Problem: The data that follows is to be copied exactly, with each image removed.

»»

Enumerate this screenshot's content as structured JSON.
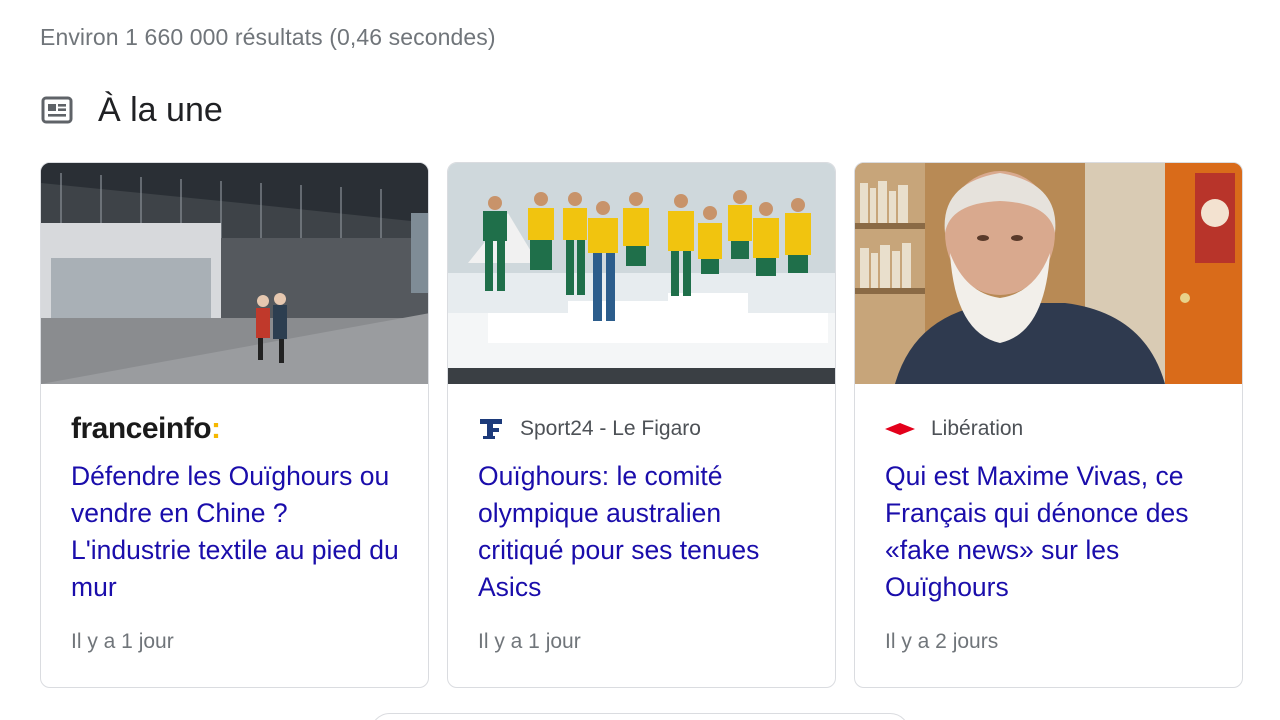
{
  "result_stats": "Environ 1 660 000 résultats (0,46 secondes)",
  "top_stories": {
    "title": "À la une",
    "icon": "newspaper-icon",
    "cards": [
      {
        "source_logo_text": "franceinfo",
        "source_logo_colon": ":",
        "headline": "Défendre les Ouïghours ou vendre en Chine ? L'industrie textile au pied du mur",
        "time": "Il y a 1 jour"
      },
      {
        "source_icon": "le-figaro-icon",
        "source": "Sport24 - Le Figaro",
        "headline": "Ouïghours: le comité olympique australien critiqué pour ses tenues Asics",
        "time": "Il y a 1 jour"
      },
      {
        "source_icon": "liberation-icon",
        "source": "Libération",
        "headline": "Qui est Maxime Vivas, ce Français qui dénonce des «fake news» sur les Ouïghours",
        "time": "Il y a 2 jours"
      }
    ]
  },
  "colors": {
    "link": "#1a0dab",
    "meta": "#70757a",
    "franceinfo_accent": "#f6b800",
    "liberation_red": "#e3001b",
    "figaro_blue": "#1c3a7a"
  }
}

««

Output for this task:
Enumerate this screenshot's content as structured JSON.
{
  "result_stats": "Environ 1 660 000 résultats (0,46 secondes)",
  "top_stories": {
    "title": "À la une",
    "icon": "newspaper-icon",
    "cards": [
      {
        "source_logo_text": "franceinfo",
        "source_logo_colon": ":",
        "headline": "Défendre les Ouïghours ou vendre en Chine ? L'industrie textile au pied du mur",
        "time": "Il y a 1 jour"
      },
      {
        "source_icon": "le-figaro-icon",
        "source": "Sport24 - Le Figaro",
        "headline": "Ouïghours: le comité olympique australien critiqué pour ses tenues Asics",
        "time": "Il y a 1 jour"
      },
      {
        "source_icon": "liberation-icon",
        "source": "Libération",
        "headline": "Qui est Maxime Vivas, ce Français qui dénonce des «fake news» sur les Ouïghours",
        "time": "Il y a 2 jours"
      }
    ]
  },
  "colors": {
    "link": "#1a0dab",
    "meta": "#70757a",
    "franceinfo_accent": "#f6b800",
    "liberation_red": "#e3001b",
    "figaro_blue": "#1c3a7a"
  }
}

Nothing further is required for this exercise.